Three ways to show empathy to your friends when they are in the valley.
Updated: Sep 5
Life has taught me, we live through some version of the same experience until we begin to connect the dots, link the experiences; most importantly, learn the lessons.
A few months ago, mommy called me late one evening as I was getting ready for bed. She usually goes to bed late so a call from her at this hour was not strange. We chatted casually, as I lamented about being tired from my day. In her skillful and articulate mode, she asked when last I spoke to a gentleman, I enjoyed a great professional relationship with. It had been a while, curious I asked why.
One of his relatives might not be doing well, she said soberly, and I think it’s the one you are friends with, I did not want to pry she continued softly so I did not ask for any details.
I quickly placed her on speaker phone, went over to Instagram - pulled up his profile and watched his beaming face from his last post.
I just looked at him on Instagram, he’s fine, I said naively.

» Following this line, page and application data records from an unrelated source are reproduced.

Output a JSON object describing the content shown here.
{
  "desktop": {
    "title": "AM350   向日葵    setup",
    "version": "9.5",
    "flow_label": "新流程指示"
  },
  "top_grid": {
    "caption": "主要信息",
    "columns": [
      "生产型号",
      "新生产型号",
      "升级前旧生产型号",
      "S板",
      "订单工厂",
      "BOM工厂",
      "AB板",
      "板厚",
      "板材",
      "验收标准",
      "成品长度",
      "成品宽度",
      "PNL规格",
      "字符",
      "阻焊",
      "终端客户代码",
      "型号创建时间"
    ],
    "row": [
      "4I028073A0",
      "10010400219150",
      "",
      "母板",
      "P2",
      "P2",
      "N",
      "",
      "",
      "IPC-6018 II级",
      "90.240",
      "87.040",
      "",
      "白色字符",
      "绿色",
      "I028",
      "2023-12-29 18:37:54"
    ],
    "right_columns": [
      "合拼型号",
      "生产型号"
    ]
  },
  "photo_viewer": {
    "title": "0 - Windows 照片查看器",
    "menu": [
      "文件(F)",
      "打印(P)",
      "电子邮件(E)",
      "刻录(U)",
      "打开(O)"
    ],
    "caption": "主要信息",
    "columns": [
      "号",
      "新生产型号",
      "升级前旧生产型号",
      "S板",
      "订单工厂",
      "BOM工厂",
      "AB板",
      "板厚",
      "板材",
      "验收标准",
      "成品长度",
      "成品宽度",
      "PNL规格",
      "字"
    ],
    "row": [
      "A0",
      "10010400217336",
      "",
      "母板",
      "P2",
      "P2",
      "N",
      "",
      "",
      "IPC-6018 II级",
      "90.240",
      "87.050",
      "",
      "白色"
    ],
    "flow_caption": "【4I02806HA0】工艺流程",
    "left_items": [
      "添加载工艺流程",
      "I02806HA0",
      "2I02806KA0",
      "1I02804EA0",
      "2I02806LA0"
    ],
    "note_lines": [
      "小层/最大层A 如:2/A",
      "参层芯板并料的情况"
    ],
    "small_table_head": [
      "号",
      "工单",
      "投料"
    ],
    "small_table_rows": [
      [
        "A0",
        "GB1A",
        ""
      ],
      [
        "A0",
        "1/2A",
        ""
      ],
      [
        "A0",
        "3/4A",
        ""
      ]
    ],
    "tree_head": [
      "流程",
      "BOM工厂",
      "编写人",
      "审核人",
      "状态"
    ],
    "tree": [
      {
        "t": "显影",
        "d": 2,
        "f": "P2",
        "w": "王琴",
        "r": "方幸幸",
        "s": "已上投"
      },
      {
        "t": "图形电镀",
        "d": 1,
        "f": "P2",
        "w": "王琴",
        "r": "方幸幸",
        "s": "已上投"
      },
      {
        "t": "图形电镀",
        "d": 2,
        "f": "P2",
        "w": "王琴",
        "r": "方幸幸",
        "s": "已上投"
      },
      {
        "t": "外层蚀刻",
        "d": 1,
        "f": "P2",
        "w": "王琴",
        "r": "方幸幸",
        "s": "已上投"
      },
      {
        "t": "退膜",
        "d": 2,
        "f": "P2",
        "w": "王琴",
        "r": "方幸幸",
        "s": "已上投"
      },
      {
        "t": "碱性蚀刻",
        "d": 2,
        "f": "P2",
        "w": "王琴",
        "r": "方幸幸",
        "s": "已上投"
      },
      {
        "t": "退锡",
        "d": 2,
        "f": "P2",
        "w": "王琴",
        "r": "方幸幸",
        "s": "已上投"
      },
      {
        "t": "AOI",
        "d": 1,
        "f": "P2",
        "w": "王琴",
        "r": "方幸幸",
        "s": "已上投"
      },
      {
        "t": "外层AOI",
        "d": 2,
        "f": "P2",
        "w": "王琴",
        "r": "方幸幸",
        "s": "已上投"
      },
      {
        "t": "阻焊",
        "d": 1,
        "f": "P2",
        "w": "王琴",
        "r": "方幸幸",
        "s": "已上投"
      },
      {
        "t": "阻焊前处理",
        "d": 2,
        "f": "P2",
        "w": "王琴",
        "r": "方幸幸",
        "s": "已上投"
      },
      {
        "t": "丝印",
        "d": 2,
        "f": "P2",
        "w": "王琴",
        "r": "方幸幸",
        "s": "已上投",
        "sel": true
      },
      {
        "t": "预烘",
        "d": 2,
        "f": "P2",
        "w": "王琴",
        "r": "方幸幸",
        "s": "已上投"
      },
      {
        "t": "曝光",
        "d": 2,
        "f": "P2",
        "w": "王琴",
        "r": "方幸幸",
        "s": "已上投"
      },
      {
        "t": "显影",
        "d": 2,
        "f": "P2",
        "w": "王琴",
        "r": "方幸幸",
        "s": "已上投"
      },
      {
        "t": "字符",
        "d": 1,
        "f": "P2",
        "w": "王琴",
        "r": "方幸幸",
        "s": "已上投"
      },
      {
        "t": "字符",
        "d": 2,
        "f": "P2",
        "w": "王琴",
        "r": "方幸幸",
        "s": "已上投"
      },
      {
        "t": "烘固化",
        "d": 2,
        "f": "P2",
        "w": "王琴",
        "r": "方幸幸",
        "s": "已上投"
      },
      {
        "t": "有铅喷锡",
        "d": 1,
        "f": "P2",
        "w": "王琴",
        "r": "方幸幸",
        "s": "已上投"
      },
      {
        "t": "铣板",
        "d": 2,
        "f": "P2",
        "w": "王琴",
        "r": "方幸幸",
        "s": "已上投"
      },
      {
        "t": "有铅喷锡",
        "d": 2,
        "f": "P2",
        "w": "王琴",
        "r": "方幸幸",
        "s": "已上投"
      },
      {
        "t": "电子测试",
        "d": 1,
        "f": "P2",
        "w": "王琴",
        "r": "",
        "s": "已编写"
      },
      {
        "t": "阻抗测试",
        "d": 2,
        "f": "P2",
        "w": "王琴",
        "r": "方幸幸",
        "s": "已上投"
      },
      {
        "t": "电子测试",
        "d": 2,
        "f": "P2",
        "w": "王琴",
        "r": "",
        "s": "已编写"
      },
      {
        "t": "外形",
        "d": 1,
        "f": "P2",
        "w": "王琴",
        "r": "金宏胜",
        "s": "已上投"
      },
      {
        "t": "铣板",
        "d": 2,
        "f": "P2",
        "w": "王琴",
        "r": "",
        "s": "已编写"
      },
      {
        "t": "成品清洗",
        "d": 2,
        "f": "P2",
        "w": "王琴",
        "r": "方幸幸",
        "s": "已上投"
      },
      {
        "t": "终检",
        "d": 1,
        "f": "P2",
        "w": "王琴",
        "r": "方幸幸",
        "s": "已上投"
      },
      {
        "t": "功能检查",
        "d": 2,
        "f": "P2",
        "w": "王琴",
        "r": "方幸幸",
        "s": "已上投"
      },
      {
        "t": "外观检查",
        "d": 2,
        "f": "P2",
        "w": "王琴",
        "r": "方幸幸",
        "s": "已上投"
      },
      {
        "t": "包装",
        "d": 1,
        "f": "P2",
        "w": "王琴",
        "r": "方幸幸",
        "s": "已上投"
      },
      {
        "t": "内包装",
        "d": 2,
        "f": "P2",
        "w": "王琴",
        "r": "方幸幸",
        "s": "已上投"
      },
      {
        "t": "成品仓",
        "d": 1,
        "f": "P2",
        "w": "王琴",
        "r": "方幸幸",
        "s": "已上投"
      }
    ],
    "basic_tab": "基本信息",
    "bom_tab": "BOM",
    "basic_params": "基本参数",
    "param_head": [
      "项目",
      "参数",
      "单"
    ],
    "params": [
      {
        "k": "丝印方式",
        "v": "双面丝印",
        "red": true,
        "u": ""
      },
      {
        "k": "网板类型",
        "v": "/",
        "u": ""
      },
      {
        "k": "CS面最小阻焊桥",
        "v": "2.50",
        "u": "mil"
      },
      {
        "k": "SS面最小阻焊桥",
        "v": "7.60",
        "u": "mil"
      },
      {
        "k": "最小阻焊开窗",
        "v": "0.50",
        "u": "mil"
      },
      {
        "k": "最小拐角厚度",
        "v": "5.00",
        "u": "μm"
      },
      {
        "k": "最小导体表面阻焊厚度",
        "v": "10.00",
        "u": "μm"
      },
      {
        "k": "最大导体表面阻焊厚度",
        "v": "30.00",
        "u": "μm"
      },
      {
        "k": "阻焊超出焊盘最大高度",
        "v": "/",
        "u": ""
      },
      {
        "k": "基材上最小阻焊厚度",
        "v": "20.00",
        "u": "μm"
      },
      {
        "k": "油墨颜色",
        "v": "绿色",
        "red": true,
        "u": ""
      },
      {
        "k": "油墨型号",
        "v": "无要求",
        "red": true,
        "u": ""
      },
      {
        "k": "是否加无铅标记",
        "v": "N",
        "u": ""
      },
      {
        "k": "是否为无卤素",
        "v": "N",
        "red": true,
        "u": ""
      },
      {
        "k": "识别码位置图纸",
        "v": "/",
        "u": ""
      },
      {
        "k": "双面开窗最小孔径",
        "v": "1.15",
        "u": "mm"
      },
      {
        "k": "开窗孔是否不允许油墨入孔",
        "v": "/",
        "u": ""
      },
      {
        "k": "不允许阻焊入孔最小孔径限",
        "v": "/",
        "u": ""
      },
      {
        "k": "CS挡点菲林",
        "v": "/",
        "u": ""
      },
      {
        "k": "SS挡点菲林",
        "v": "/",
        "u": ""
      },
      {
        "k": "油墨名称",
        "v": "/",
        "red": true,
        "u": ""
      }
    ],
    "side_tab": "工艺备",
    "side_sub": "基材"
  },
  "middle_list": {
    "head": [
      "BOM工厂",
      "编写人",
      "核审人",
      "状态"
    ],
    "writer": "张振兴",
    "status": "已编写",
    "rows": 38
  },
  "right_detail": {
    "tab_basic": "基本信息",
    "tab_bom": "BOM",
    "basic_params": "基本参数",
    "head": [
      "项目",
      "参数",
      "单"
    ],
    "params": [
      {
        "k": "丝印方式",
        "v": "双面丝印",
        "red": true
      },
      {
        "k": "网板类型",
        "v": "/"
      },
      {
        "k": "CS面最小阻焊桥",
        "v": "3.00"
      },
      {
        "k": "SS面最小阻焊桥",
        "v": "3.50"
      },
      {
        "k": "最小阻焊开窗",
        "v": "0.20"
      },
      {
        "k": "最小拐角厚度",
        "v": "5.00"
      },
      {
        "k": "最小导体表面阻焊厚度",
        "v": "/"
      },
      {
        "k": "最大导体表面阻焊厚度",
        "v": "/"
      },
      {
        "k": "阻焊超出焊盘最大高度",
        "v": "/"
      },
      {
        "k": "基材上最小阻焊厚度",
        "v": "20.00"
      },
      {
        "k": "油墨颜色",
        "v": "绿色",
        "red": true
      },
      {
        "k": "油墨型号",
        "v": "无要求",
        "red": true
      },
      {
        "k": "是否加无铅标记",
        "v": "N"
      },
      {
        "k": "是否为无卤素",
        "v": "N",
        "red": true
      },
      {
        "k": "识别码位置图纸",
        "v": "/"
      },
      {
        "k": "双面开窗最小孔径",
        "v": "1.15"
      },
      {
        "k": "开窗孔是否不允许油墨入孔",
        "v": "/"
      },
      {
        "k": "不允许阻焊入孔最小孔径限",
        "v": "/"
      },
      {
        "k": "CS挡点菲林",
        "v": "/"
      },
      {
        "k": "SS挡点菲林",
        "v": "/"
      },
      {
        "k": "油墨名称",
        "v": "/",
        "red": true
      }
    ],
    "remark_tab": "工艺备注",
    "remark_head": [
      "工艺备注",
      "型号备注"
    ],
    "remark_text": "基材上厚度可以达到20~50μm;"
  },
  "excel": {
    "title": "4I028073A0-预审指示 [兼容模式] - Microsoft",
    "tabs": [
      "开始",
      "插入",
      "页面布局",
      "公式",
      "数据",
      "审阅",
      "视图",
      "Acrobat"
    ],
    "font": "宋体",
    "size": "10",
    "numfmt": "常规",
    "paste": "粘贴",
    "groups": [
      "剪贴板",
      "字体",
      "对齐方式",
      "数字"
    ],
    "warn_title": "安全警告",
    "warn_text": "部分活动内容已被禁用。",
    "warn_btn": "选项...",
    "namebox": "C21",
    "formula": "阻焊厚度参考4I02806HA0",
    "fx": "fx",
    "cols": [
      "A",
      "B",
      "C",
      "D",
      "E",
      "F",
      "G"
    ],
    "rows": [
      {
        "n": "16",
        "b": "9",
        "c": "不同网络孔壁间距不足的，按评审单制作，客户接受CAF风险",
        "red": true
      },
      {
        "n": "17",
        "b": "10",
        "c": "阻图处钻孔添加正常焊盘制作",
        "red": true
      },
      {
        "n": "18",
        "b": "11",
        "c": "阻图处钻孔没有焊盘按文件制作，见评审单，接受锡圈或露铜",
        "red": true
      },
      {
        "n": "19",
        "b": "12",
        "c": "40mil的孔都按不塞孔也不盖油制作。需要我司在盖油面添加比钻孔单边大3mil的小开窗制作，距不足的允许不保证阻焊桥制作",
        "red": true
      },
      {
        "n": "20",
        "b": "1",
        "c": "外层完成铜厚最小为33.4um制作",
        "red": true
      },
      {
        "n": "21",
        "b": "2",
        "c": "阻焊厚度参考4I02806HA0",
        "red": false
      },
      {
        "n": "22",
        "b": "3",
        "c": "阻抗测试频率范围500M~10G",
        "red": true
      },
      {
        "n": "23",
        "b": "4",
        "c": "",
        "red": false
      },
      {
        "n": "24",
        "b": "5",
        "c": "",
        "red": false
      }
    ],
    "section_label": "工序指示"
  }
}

Hmmm, ok she said quietly.
Mommy, I said adamantly he eats well, is active and has a positive mindset, it’s not him, he’s good.
Thoughts of the conversation kept me up most of the night and I sent my BFF a voice note asking her what’s going on.
The following morning, my BFF and I spent two hours on the phone, most of it in our respective bathrooms crying. She was at work, I was getting ready to head to the office. I remember everything about that Friday morning. The disbelief, the anger, the constant sobbing. She found out like I did the day before and was not sure how to share with me. Each of us through our tears, prayed for our mutual friend, sent him endless virtual love and good energy.
I thought of him every second of that Friday and on the entire weekend too. I didn’t know what to say or how to even begin a conversation with him. How do you initiate conversation with someone who is going through the valley? I’m here for you? Everything is going to be alright? These phrases pale and seem so meaningless when faced with the magnitude of the mental, physical and spiritual turmoil one can experience in the valley.
Mommy always said growing up, even if you have nothing to say, show up, let people know you are thinking of them and empathize with them. This is community.
I reached out to him and chatted like we would on a normal day, never once addressing the white elephant, was it the right thing to do – probably not, but what do you say to your friends when they are hurting. I have made this mistake before, when my friend had a miscarriage, I didn’t know what to say so I said absolutely nothing. Spoke about everything else but what she was going through and ooh boy, was that a mistake. Life gives us the same experience over and over until we learn the lesson.
Three Ways we can show empathy when our loved ones are in the valley:
1. Reach out and Show up:
If your friend is going through the valley, stay close. Say, I am thinking of you, drop by, bring lunch or their favorite drink if they are geographically close. Let your presence be known. When people are in the thick of it, they may not want to talk about the situation, but there is healing power in knowing people are rooting for you.
2. Avoid clichés:
You know the , “It will get better soon’ or everything happens for a reason, we are all guilty of it. It’s the easiest thing to say when we don’t know what to say. Silence is OK.
About 15 years ago a distant relative lost two family members in a fatal car crash. My mom, who defines the word empathy went to visit the family daily. I will never forget, many months later the mom of the deceased sent her a card thanking her for her support. She wrote, many times, you came and sat in silence, that was all I needed.
I have never forgotten this, sometimes we just need to be present.
3. Be Vulnerable:
There are no perfect or magic words. Try phrases like, I really don’t know what to say, and I don’t know what to do, but I feel deeply for you and I am here.
My friend, who inspired this piece, we would talk about random things and never addressed the white elephant, until one day he brought it up casually.
I paused and said, I know I’ve been dancing around it, but I don’t know what to say, I am afraid to say the wrong thing. He responded in the most gracious way.
I know, not many people do, I know you care. It is difficult for me to talk about too.
The funny thing is this honest and vulnerable conversation cleared the air and allowed us to really communicate about it without the awkwardness in latter conversations.
In many situations, honesty and vulnerability makes conversations so much easier.
No one wants to see people they love go through struggles. However, one thing for sure and two things for certain, life is filled with mountain tops and valleys. We learn the most valuable lessons and acquire the best tools, friends and community in those valleys. Show empathy to your loved one who is digging deep to stay afloat, even if you do not know what to say. Try, I am thinking of you, I love you, I am rooting for you, I am here if you need to talk.
Miracles happen when we lift others up in love, light, positive vibes and hold them there.